By Paul Chinnock
Dr Ilesh Jani, Director General of Mozambique’s National Institute of Health (INS), welcomed the attendees. Dr Jani explained that the Outstanding Research Team prize is awarded to a research team in sub-Saharan Africa and Europe working on HIV/AIDS, tuberculosis, malaria and neglected infectious diseases (NID) in the scope of the EDCTP2 programme. The team must have a good record of publications and have demonstrated a commitment to networking. The prize goes to the African-European Tuberculosis Consortium (AETBC). The Consortium was represented (online) by its leader, Professor Gerhard Walzl.

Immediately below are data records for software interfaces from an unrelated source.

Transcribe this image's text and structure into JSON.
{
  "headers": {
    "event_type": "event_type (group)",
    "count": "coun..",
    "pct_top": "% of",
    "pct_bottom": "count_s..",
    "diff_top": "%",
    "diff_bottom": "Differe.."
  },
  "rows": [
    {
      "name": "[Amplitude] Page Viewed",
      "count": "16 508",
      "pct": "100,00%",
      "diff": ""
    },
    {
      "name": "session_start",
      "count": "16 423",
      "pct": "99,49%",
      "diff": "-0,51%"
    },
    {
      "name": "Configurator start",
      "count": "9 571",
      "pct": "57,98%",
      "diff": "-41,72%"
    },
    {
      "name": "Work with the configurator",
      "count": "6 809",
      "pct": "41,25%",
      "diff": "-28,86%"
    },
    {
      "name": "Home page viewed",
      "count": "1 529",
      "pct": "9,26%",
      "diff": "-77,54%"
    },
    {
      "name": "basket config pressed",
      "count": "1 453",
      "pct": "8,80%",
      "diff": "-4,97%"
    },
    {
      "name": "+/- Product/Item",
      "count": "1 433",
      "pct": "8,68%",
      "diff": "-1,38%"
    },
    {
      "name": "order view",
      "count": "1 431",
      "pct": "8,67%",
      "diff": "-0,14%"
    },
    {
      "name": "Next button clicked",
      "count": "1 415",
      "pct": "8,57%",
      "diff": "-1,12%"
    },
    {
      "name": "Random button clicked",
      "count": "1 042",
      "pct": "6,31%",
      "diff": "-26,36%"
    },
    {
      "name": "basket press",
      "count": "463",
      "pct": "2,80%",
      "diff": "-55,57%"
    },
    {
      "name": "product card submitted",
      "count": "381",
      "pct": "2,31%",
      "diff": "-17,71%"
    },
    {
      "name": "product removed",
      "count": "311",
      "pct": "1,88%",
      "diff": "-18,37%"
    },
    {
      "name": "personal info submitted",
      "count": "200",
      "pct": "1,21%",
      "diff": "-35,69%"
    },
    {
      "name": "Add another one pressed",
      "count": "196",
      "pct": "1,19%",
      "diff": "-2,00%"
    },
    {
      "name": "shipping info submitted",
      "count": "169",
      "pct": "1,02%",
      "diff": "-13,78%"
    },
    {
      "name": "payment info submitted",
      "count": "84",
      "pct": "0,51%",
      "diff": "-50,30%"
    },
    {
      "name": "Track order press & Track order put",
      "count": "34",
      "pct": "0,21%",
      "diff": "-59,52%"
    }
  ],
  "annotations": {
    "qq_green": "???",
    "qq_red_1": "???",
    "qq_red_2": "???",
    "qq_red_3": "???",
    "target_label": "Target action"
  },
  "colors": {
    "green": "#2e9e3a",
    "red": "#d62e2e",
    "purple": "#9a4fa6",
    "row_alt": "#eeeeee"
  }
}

The Consortium was established in 2010 at Stellenbosch University, South Africa. Prof. Walzl said the tuberculosis situation then was even worse than it is now. Early diagnosis and treatment is recognised to be key in improving the situation. About a third of infected people don’t get diagnosed. Over 10 years, and with EDCTP support, the Consortium developed a lateral flow test that can be used in the field (TriageTB). This supports the view that African technology is needed for African problems. Prof Walzl said the award to the Consortium also shows that African institutions can lead international initiatives.
Asked by Dr Jani what the prize means to him, Prof. Walzl said it is a recognition of the 10 years of effort from the whole team (in Europe and Africa) to develop the test. Many students who have been part of this programme have gone on to work in important roles.

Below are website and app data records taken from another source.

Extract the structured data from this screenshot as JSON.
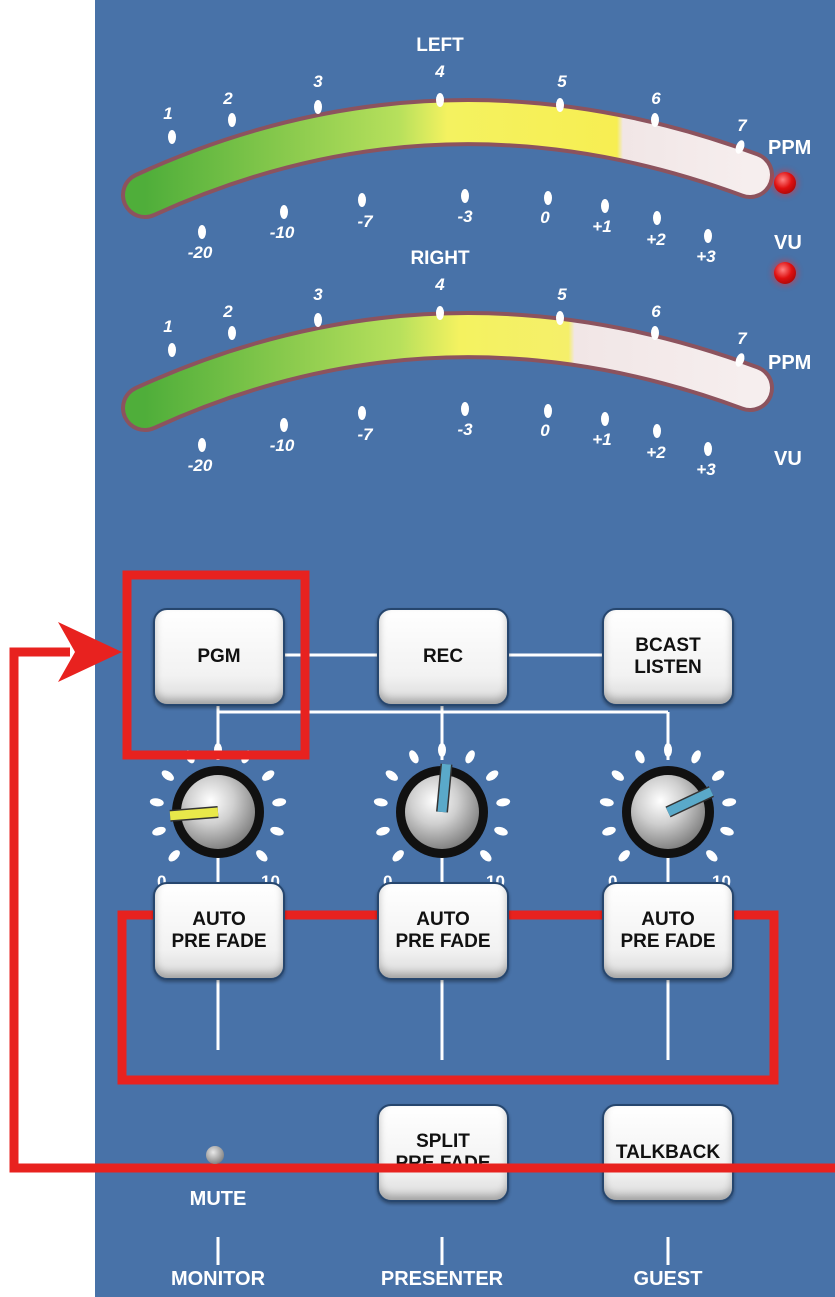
{
  "meters": [
    {
      "title": "LEFT",
      "ppm_label": "PPM",
      "vu_label": "VU",
      "ppm_ticks": [
        "1",
        "2",
        "3",
        "4",
        "5",
        "6",
        "7"
      ],
      "vu_ticks": [
        "-20",
        "-10",
        "-7",
        "-3",
        "0",
        "+1",
        "+2",
        "+3"
      ],
      "ppm_led": "on",
      "vu_led": "on",
      "level_fraction": 0.79
    },
    {
      "title": "RIGHT",
      "ppm_label": "PPM",
      "vu_label": "VU",
      "ppm_ticks": [
        "1",
        "2",
        "3",
        "4",
        "5",
        "6",
        "7"
      ],
      "vu_ticks": [
        "-20",
        "-10",
        "-7",
        "-3",
        "0",
        "+1",
        "+2",
        "+3"
      ],
      "level_fraction": 0.71
    }
  ],
  "buttons": {
    "pgm": "PGM",
    "rec": "REC",
    "bcast": "BCAST\nLISTEN",
    "auto_monitor": "AUTO\nPRE FADE",
    "auto_presenter": "AUTO\nPRE FADE",
    "auto_guest": "AUTO\nPRE FADE",
    "split": "SPLIT\nPRE FADE",
    "talkback": "TALKBACK"
  },
  "knobs": [
    {
      "channel": "monitor",
      "min_label": "0",
      "max_label": "10",
      "pointer_color": "#e8e84a",
      "value": 1.5
    },
    {
      "channel": "presenter",
      "min_label": "0",
      "max_label": "10",
      "pointer_color": "#5aa9c9",
      "value": 5.2
    },
    {
      "channel": "guest",
      "min_label": "0",
      "max_label": "10",
      "pointer_color": "#5aa9c9",
      "value": 7.4
    }
  ],
  "mute_label": "MUTE",
  "channels": [
    "MONITOR",
    "PRESENTER",
    "GUEST"
  ],
  "colors": {
    "panel": "#4872a8",
    "highlight": "#e8221f",
    "meter_green": "#7ccf4a",
    "meter_yellow": "#f4f260",
    "meter_white": "#f1e6e6"
  }
}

Asked how he accounts for the Consortium’s success, Prof. Walzl said, ‘We built a team and we kept it together’. And his advice to young researchers would be – find the right partners for support in Africa and beyond. ‘Together we can do it’.